• **Work instructions**:
Word for word, restate every record, though not the pictures.

***** Data

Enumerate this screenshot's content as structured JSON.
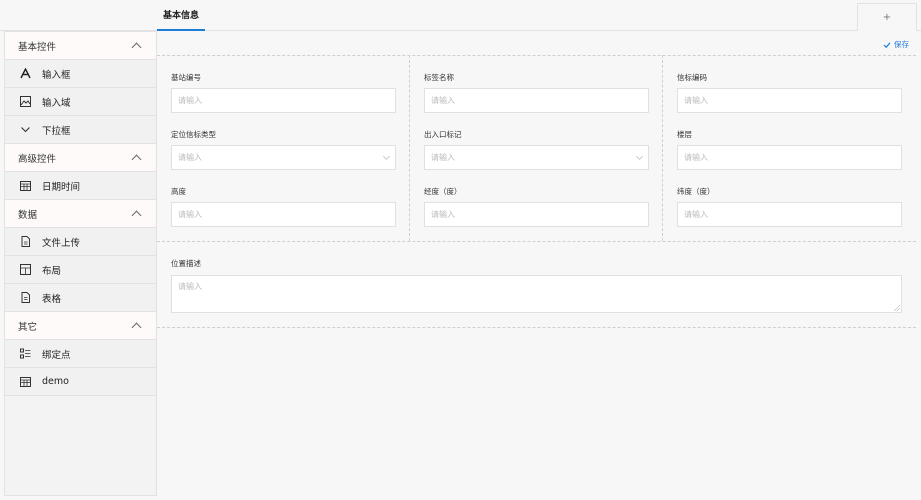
{
  "tabs": {
    "active_label": "基本信息",
    "add_label": "+"
  },
  "toolbar": {
    "save_label": "保存"
  },
  "sidebar": {
    "groups": [
      {
        "title": "基本控件",
        "items": [
          {
            "label": "输入框",
            "icon": "text-a-icon"
          },
          {
            "label": "输入域",
            "icon": "image-icon"
          },
          {
            "label": "下拉框",
            "icon": "chevron-down-icon"
          }
        ]
      },
      {
        "title": "高级控件",
        "items": [
          {
            "label": "日期时间",
            "icon": "calendar-icon"
          }
        ]
      },
      {
        "title": "数据",
        "items": [
          {
            "label": "文件上传",
            "icon": "file-icon"
          },
          {
            "label": "布局",
            "icon": "layout-icon"
          },
          {
            "label": "表格",
            "icon": "doc-icon"
          }
        ]
      },
      {
        "title": "其它",
        "items": [
          {
            "label": "绑定点",
            "icon": "bind-icon"
          },
          {
            "label": "demo",
            "icon": "table-icon"
          }
        ]
      }
    ]
  },
  "form": {
    "placeholder": "请输入",
    "fields": [
      {
        "label": "基站编号",
        "type": "input"
      },
      {
        "label": "标签名称",
        "type": "input"
      },
      {
        "label": "信标编码",
        "type": "input"
      },
      {
        "label": "定位信标类型",
        "type": "select"
      },
      {
        "label": "出入口标记",
        "type": "select"
      },
      {
        "label": "楼层",
        "type": "input"
      },
      {
        "label": "高度",
        "type": "input"
      },
      {
        "label": "经度（度）",
        "type": "input"
      },
      {
        "label": "纬度（度）",
        "type": "input"
      }
    ],
    "textarea": {
      "label": "位置描述",
      "placeholder": "请输入"
    }
  }
}
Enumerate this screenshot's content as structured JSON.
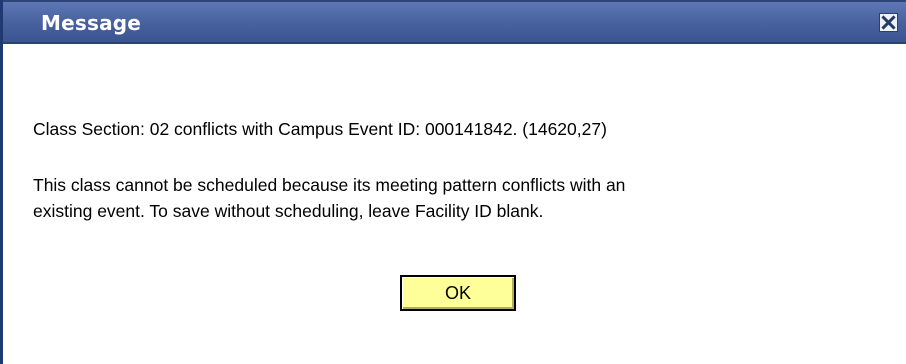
{
  "dialog": {
    "title": "Message",
    "close_icon": "close-x-icon",
    "message_line_1": "Class Section: 02 conflicts with Campus Event ID: 000141842. (14620,27)",
    "message_line_2": "This class cannot be scheduled because its meeting pattern conflicts with an",
    "message_line_3": "existing event.  To save without scheduling, leave Facility ID blank.",
    "ok_label": "OK"
  },
  "colors": {
    "titlebar": "#47609e",
    "title_text": "#ffffff",
    "ok_button_bg": "#ffff9a",
    "left_border": "#1f3a72"
  }
}
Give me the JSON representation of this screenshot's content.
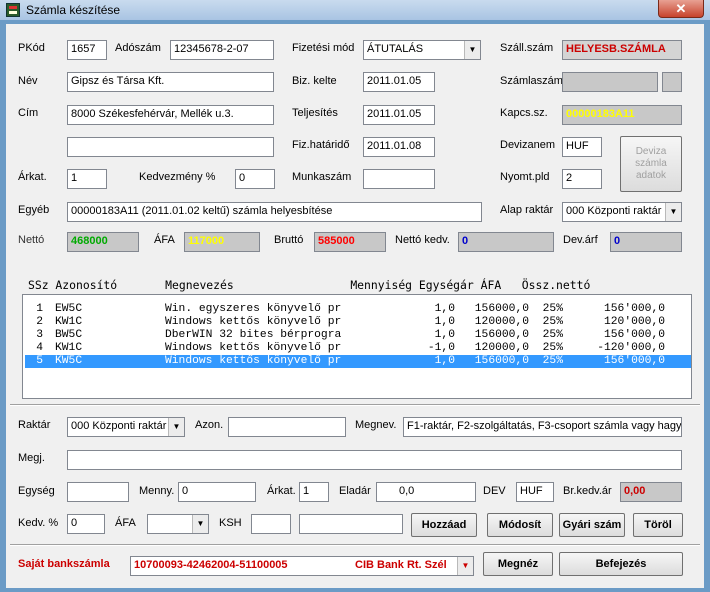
{
  "window": {
    "title": "Számla készítése",
    "close_glyph": "✕"
  },
  "header": {
    "pkod_label": "PKód",
    "pkod_value": "1657",
    "adoszam_label": "Adószám",
    "adoszam_value": "12345678-2-07",
    "fizmod_label": "Fizetési mód",
    "fizmod_value": "ÁTUTALÁS",
    "szallszam_label": "Száll.szám",
    "szallszam_value": "HELYESB.SZÁMLA",
    "nev_label": "Név",
    "nev_value": "Gipsz és Társa Kft.",
    "bizkelte_label": "Biz. kelte",
    "bizkelte_value": "2011.01.05",
    "szamlaszam_label": "Számlaszám",
    "szamlaszam_value": "",
    "cim_label": "Cím",
    "cim_value": "8000 Székesfehérvár, Mellék u.3.",
    "teljesites_label": "Teljesítés",
    "teljesites_value": "2011.01.05",
    "kapcssz_label": "Kapcs.sz.",
    "kapcssz_value": "00000183A11",
    "cim2_value": "",
    "fizhatarido_label": "Fiz.határidő",
    "fizhatarido_value": "2011.01.08",
    "devizanem_label": "Devizanem",
    "devizanem_value": "HUF",
    "deviza_btn": [
      "Deviza",
      "számla",
      "adatok"
    ],
    "arkat_label": "Árkat.",
    "arkat_value": "1",
    "kedvezmeny_label": "Kedvezmény %",
    "kedvezmeny_value": "0",
    "munkaszam_label": "Munkaszám",
    "munkaszam_value": "",
    "nyomtpld_label": "Nyomt.pld",
    "nyomtpld_value": "2",
    "egyeb_label": "Egyéb",
    "egyeb_value": "00000183A11 (2011.01.02 keltű) számla helyesbítése",
    "alapraktar_label": "Alap raktár",
    "alapraktar_value": "000 Központi raktár",
    "netto_label": "Nettó",
    "netto_value": "468000",
    "afa_label": "ÁFA",
    "afa_value": "117000",
    "brutto_label": "Bruttó",
    "brutto_value": "585000",
    "nettokedv_label": "Nettó kedv.",
    "nettokedv_value": "0",
    "devarf_label": "Dev.árf",
    "devarf_value": "0"
  },
  "table": {
    "header": "SSz Azonosító       Megnevezés                 Mennyiség Egységár ÁFA   Össz.nettó",
    "rows": [
      {
        "ssz": "1",
        "azon": "EW5C",
        "megnev": "Win. egyszeres könyvelő pr",
        "menny": "1,0",
        "egysegar": "156000,0",
        "afa": "25%",
        "ossz": "156'000,0"
      },
      {
        "ssz": "2",
        "azon": "KW1C",
        "megnev": "Windows kettős könyvelő pr",
        "menny": "1,0",
        "egysegar": "120000,0",
        "afa": "25%",
        "ossz": "120'000,0"
      },
      {
        "ssz": "3",
        "azon": "BW5C",
        "megnev": "DberWIN 32 bites bérprogra",
        "menny": "1,0",
        "egysegar": "156000,0",
        "afa": "25%",
        "ossz": "156'000,0"
      },
      {
        "ssz": "4",
        "azon": "KW1C",
        "megnev": "Windows kettős könyvelő pr",
        "menny": "-1,0",
        "egysegar": "120000,0",
        "afa": "25%",
        "ossz": "-120'000,0"
      },
      {
        "ssz": "5",
        "azon": "KW5C",
        "megnev": "Windows kettős könyvelő pr",
        "menny": "1,0",
        "egysegar": "156000,0",
        "afa": "25%",
        "ossz": "156'000,0"
      }
    ],
    "selected_row": 4
  },
  "item": {
    "raktar_label": "Raktár",
    "raktar_value": "000 Központi raktár",
    "azon_label": "Azon.",
    "azon_value": "",
    "megnev_label": "Megnev.",
    "megnev_value": "F1-raktár, F2-szolgáltatás, F3-csoport számla vagy hagyja ü",
    "megj_label": "Megj.",
    "megj_value": "",
    "egyseg_label": "Egység",
    "egyseg_value": "",
    "menny_label": "Menny.",
    "menny_value": "0",
    "arkat_label": "Árkat.",
    "arkat_value": "1",
    "eladar_label": "Eladár",
    "eladar_value": "0,0",
    "dev_label": "DEV",
    "dev_value": "HUF",
    "brkedvar_label": "Br.kedv.ár",
    "brkedvar_value": "0,00",
    "kedv_label": "Kedv. %",
    "kedv_value": "0",
    "afa_label": "ÁFA",
    "afa_value": "",
    "ksh_label": "KSH",
    "ksh_value": "",
    "ksh2_value": ""
  },
  "buttons": {
    "hozzaad": "Hozzáad",
    "modosit": "Módosít",
    "gyari": "Gyári szám",
    "torol": "Töröl",
    "megnez": "Megnéz",
    "befejezes": "Befejezés"
  },
  "bank": {
    "label": "Saját bankszámla",
    "account": "10700093-42462004-51100005",
    "bank": "CIB Bank Rt. Szél"
  },
  "colors": {
    "red": "#cc0000",
    "netto": "#00aa00",
    "afa": "#ffff00",
    "brutto": "#ff0000",
    "blue": "#0000cc",
    "selection": "#3399ff"
  }
}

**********

• **Output for this exercise**:
Enumerate this screenshot's content as structured JSON.
{
  "tabs": {
    "active_label": "基本信息",
    "add_label": "+"
  },
  "toolbar": {
    "save_label": "保存"
  },
  "sidebar": {
    "groups": [
      {
        "title": "基本控件",
        "items": [
          {
            "label": "输入框",
            "icon": "text-a-icon"
          },
          {
            "label": "输入域",
            "icon": "image-icon"
          },
          {
            "label": "下拉框",
            "icon": "chevron-down-icon"
          }
        ]
      },
      {
        "title": "高级控件",
        "items": [
          {
            "label": "日期时间",
            "icon": "calendar-icon"
          }
        ]
      },
      {
        "title": "数据",
        "items": [
          {
            "label": "文件上传",
            "icon": "file-icon"
          },
          {
            "label": "布局",
            "icon": "layout-icon"
          },
          {
            "label": "表格",
            "icon": "doc-icon"
          }
        ]
      },
      {
        "title": "其它",
        "items": [
          {
            "label": "绑定点",
            "icon": "bind-icon"
          },
          {
            "label": "demo",
            "icon": "table-icon"
          }
        ]
      }
    ]
  },
  "form": {
    "placeholder": "请输入",
    "fields": [
      {
        "label": "基站编号",
        "type": "input"
      },
      {
        "label": "标签名称",
        "type": "input"
      },
      {
        "label": "信标编码",
        "type": "input"
      },
      {
        "label": "定位信标类型",
        "type": "select"
      },
      {
        "label": "出入口标记",
        "type": "select"
      },
      {
        "label": "楼层",
        "type": "input"
      },
      {
        "label": "高度",
        "type": "input"
      },
      {
        "label": "经度（度）",
        "type": "input"
      },
      {
        "label": "纬度（度）",
        "type": "input"
      }
    ],
    "textarea": {
      "label": "位置描述",
      "placeholder": "请输入"
    }
  }
}
Enumerate this screenshot's content as structured JSON.
{
  "dialog": {
    "title": "Message",
    "close_icon": "close-x-icon",
    "message_line_1": "Class Section: 02 conflicts with Campus Event ID: 000141842. (14620,27)",
    "message_line_2": "This class cannot be scheduled because its meeting pattern conflicts with an",
    "message_line_3": "existing event.  To save without scheduling, leave Facility ID blank.",
    "ok_label": "OK"
  },
  "colors": {
    "titlebar": "#47609e",
    "title_text": "#ffffff",
    "ok_button_bg": "#ffff9a",
    "left_border": "#1f3a72"
  }
}
Give me the JSON representation of this screenshot's content.
{
  "window": {
    "title": "Számla készítése",
    "close_glyph": "✕"
  },
  "header": {
    "pkod_label": "PKód",
    "pkod_value": "1657",
    "adoszam_label": "Adószám",
    "adoszam_value": "12345678-2-07",
    "fizmod_label": "Fizetési mód",
    "fizmod_value": "ÁTUTALÁS",
    "szallszam_label": "Száll.szám",
    "szallszam_value": "HELYESB.SZÁMLA",
    "nev_label": "Név",
    "nev_value": "Gipsz és Társa Kft.",
    "bizkelte_label": "Biz. kelte",
    "bizkelte_value": "2011.01.05",
    "szamlaszam_label": "Számlaszám",
    "szamlaszam_value": "",
    "cim_label": "Cím",
    "cim_value": "8000 Székesfehérvár, Mellék u.3.",
    "teljesites_label": "Teljesítés",
    "teljesites_value": "2011.01.05",
    "kapcssz_label": "Kapcs.sz.",
    "kapcssz_value": "00000183A11",
    "cim2_value": "",
    "fizhatarido_label": "Fiz.határidő",
    "fizhatarido_value": "2011.01.08",
    "devizanem_label": "Devizanem",
    "devizanem_value": "HUF",
    "deviza_btn": [
      "Deviza",
      "számla",
      "adatok"
    ],
    "arkat_label": "Árkat.",
    "arkat_value": "1",
    "kedvezmeny_label": "Kedvezmény %",
    "kedvezmeny_value": "0",
    "munkaszam_label": "Munkaszám",
    "munkaszam_value": "",
    "nyomtpld_label": "Nyomt.pld",
    "nyomtpld_value": "2",
    "egyeb_label": "Egyéb",
    "egyeb_value": "00000183A11 (2011.01.02 keltű) számla helyesbítése",
    "alapraktar_label": "Alap raktár",
    "alapraktar_value": "000 Központi raktár",
    "netto_label": "Nettó",
    "netto_value": "468000",
    "afa_label": "ÁFA",
    "afa_value": "117000",
    "brutto_label": "Bruttó",
    "brutto_value": "585000",
    "nettokedv_label": "Nettó kedv.",
    "nettokedv_value": "0",
    "devarf_label": "Dev.árf",
    "devarf_value": "0"
  },
  "table": {
    "header": "SSz Azonosító       Megnevezés                 Mennyiség Egységár ÁFA   Össz.nettó",
    "rows": [
      {
        "ssz": "1",
        "azon": "EW5C",
        "megnev": "Win. egyszeres könyvelő pr",
        "menny": "1,0",
        "egysegar": "156000,0",
        "afa": "25%",
        "ossz": "156'000,0"
      },
      {
        "ssz": "2",
        "azon": "KW1C",
        "megnev": "Windows kettős könyvelő pr",
        "menny": "1,0",
        "egysegar": "120000,0",
        "afa": "25%",
        "ossz": "120'000,0"
      },
      {
        "ssz": "3",
        "azon": "BW5C",
        "megnev": "DberWIN 32 bites bérprogra",
        "menny": "1,0",
        "egysegar": "156000,0",
        "afa": "25%",
        "ossz": "156'000,0"
      },
      {
        "ssz": "4",
        "azon": "KW1C",
        "megnev": "Windows kettős könyvelő pr",
        "menny": "-1,0",
        "egysegar": "120000,0",
        "afa": "25%",
        "ossz": "-120'000,0"
      },
      {
        "ssz": "5",
        "azon": "KW5C",
        "megnev": "Windows kettős könyvelő pr",
        "menny": "1,0",
        "egysegar": "156000,0",
        "afa": "25%",
        "ossz": "156'000,0"
      }
    ],
    "selected_row": 4
  },
  "item": {
    "raktar_label": "Raktár",
    "raktar_value": "000 Központi raktár",
    "azon_label": "Azon.",
    "azon_value": "",
    "megnev_label": "Megnev.",
    "megnev_value": "F1-raktár, F2-szolgáltatás, F3-csoport számla vagy hagyja ü",
    "megj_label": "Megj.",
    "megj_value": "",
    "egyseg_label": "Egység",
    "egyseg_value": "",
    "menny_label": "Menny.",
    "menny_value": "0",
    "arkat_label": "Árkat.",
    "arkat_value": "1",
    "eladar_label": "Eladár",
    "eladar_value": "0,0",
    "dev_label": "DEV",
    "dev_value": "HUF",
    "brkedvar_label": "Br.kedv.ár",
    "brkedvar_value": "0,00",
    "kedv_label": "Kedv. %",
    "kedv_value": "0",
    "afa_label": "ÁFA",
    "afa_value": "",
    "ksh_label": "KSH",
    "ksh_value": "",
    "ksh2_value": ""
  },
  "buttons": {
    "hozzaad": "Hozzáad",
    "modosit": "Módosít",
    "gyari": "Gyári szám",
    "torol": "Töröl",
    "megnez": "Megnéz",
    "befejezes": "Befejezés"
  },
  "bank": {
    "label": "Saját bankszámla",
    "account": "10700093-42462004-51100005",
    "bank": "CIB Bank Rt. Szél"
  },
  "colors": {
    "red": "#cc0000",
    "netto": "#00aa00",
    "afa": "#ffff00",
    "brutto": "#ff0000",
    "blue": "#0000cc",
    "selection": "#3399ff"
  }
}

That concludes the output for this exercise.